Haklyut's words also remind us to include the seafarers of the merchant service and in particular the 30,000 and more men from the British Merchant Navy who lost their lives between 1939 and 1945. More than 2,400 allied ships were sunk in the Atlantic theatre. Their crews came from across the Empire and beyond. Yet, at the time the ordinary sailors, who unlike their officers wore no uniform, often suffered taunts and abuse from civilians who mistakenly thought they were shirking their patriotic duty to enlist in the armed forces. Eventually, they were issued with an 'MN' lapel badge to indicate they were serving in the Merchant Navy. Even today, merchant seamen and those serving in the Royal Navy are usually 'out of sight'.
While we were a nation dependent on the sea for survival during both golden ages, nothing has changed; we remain equally dependent today. With so much of the
Emblems of pride, like the MN lapel badge, include flags, and as I write this Dispatch, I hear the good news that it has at last been agreed that the the 'Trafalgar flags' at St Mary the Virgin, Selling, Kent will go to the National Maritime Museum. You will recall that in 2011 the fear was that they would be sold and lost to the nation. The flags concerned are the Minotaur's Union flag flown at the battle, and a flag believed to be from the captured Neptuno, which struck her colours to the Minotaur. The Neptuno flag is actually an Austrian rather than a Spanish ensign. They were looked after by the Minotaur's Master's Mate, Stephen Hilton, whose family have long lived at Selling in
The 1805 Club was among the defined 'interested parties' campaigning to save the flags. Their transfer to the
It would be remiss of me not to mention Randy Mafit's article in this issue about Captain John Rodgaard USN. After more than 20 years as North American Secretary and co-editor of the Kedge Anchor, Randy has decided to stand down from the Council of The 1805 Club at this year's
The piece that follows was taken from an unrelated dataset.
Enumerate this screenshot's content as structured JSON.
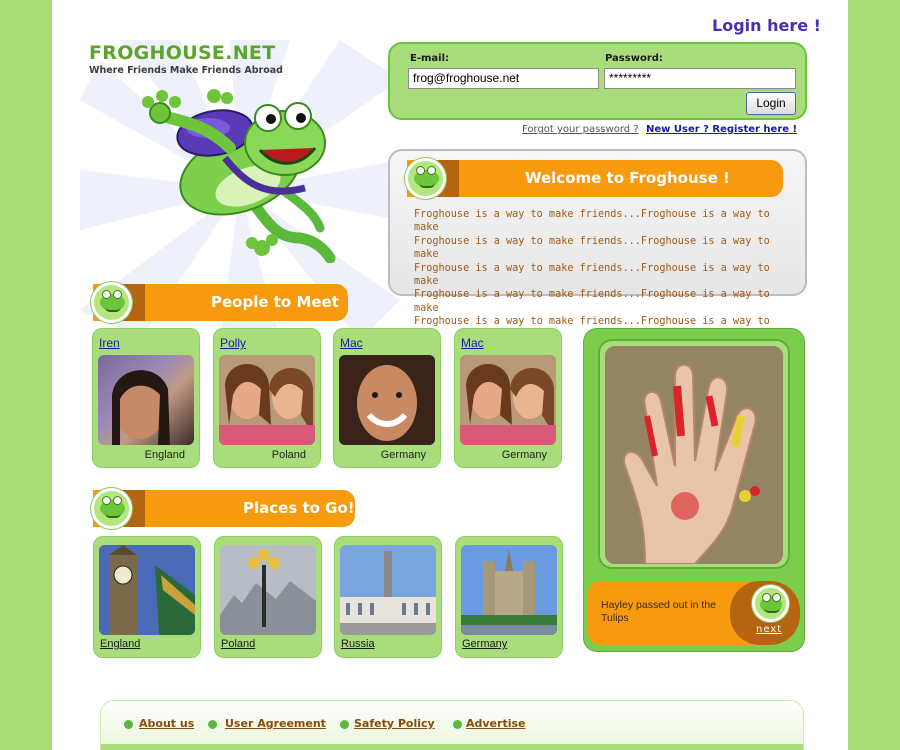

Randy, this is the first of many thank you's. All I hope now is that you and Dana are well prepared to receive the many broadsides of accolades that will be aimed at you over the coming months! Bravo Zulu.
With good wishes to you all,
Chairman The 1805 Club